Thomas Ryan, president of AAHomecare
A Government Accountability Office (GAO) investigation recently found that the Centers for Medicare & Medicaid Services (CMS) provides insufficient oversight to contractors auditing Medicare reimbursement claims. These inappropriate, multiple audits are crippling the operations of many home medical equipment providers.
The American Association for Homecare (AAHomecare) said the GAO report, which was released earlier this month, underscores the repeated complaints from providers that the rampant out-of- control CMS audit system is placing unfair burdens on their businesses.

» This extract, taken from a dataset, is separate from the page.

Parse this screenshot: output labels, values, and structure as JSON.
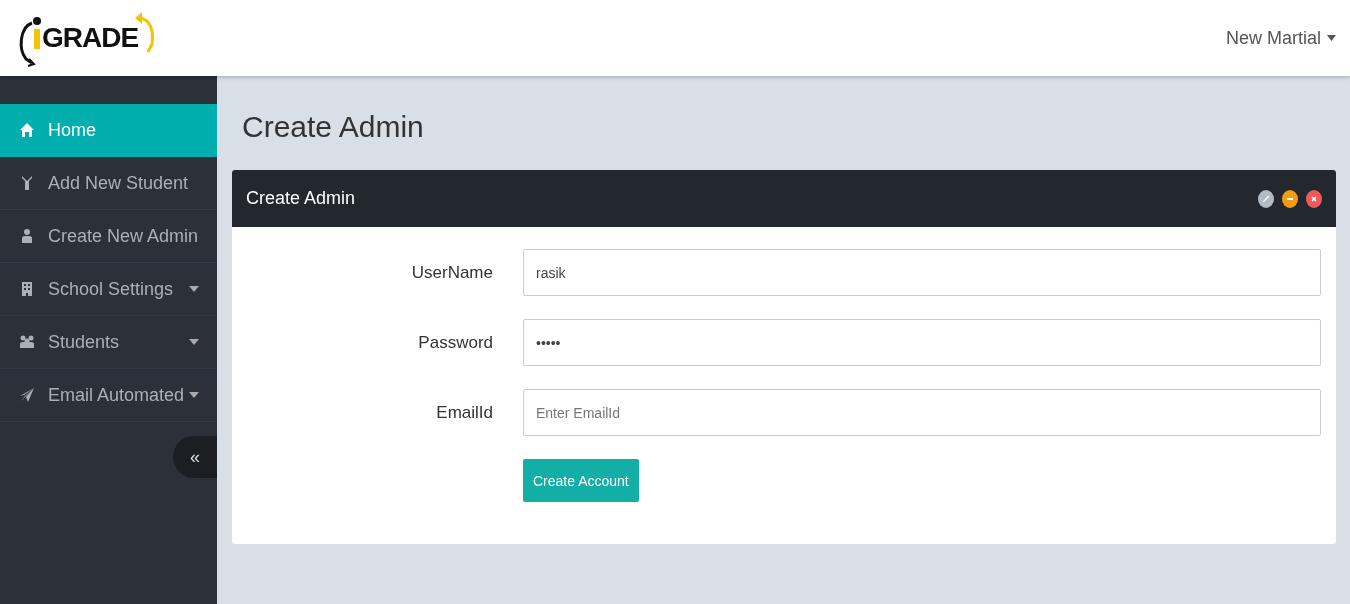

“The GAO report confirms what the industry has been saying for years: the CMS auditing system is poorly managed, is forcing good providers out of business and needs to be significantly revised,” said Thomas Ryan, president of AAHomecare. “Hopefully, the GAO report helps create the changes needed to ensure that HME providers can stay in business and supply Medicare beneficiaries with the quality services and products that they deserve.”
Ryan noted that Congress is already working on a legislative fix to the audit system. The recently introduced Audit Improvement and Reform Act (AIR Act), H.R. 5083, will increase transparency, education and outreach, and reward suppliers that have low error rates on audited claims. The AIR Act would apply to all contractors performing audits on durable medical equipment, prosthetics, orthotics, and supplies.
The extent of the audit problem was revealed last December when Administrative Law Judges suspended action on new audit appeals because of the backlog of cases. There are now more than 600,000 cases awaiting appeals. Previous to the suspension, providers repaid the government or didn’t get paid during the appeals process. But most appeals were ultimately won by providers and they received the money owed for providing home medical equipment to Medicare patients.
But closing down the appeals process left providers with no recourse and has forced many to shut their businesses or no longer service Medicare patients.
Another factor for providers is the amount of time and resources needed to comply with the army of auditors that CMS has unleashed without proper management. CMS has hired a variety of contractors that conduct audits of providers – Durable Medical Equipment Medicare Administrative Contractors (DME MACs), Zone Program Integrity Contractors (ZPICs), Recovery Audit Contractors (RACs) and the Comprehensive Error Rate Testing Contractor (CERTs). And what GAO determined is that these entities are not coordinated and are wasting government resources by auditing the same claims, while needlessly burdening the providers.
“This audit process – from paying contractors a ‘bounty’ to open audits to shutting down appeals for providers – has done a major disservice to providers and to the Medicare beneficiaries who they serve,” said Ryan. “The GAO report is a major rebuke of CMS’ ability to adequately manage an audit system and provides further evidence that this is bad public policy must be fixed.”
Specifically, the GAO report found that:
- A Recovery Audit Data Warehouse was created to track audits and prevent duplications. But GAO found that the database was not designed to provide information on all possible duplications, and that its data was not reliable because the contracts didn’t include the necessary information.
- Contractors had a low compliance rate on requirements that they communicate to providers their rights during an audit. This affected the ability of providers to exercise their rights.
- A lack coordination and oversight by CMS regarding the activities of their audit contractors.
- CMS has not established clear guidance prohibiting contractors from reviewing the same claims.
The flaws cited in the GAO report got the attention of many on Capitol Hill.
“The provider community has raised numerous concerns about the consistency and accuracy of the audit process over the past few years and this report is the first effort to determine what steps could be taken to improve the process,” said Rep. Diana Louise DeGette (D-CO). “The information in this report can now be used by Congress and CMS to help make improvements and ensure more consistent oversight of both the contractors and audit process.”
Ryan cautioned that the audit legislation won’t solve all the problems, but will help.
To learn more, visit www.FixMedicareAudits.org and follow @AAHomecare on Twitter.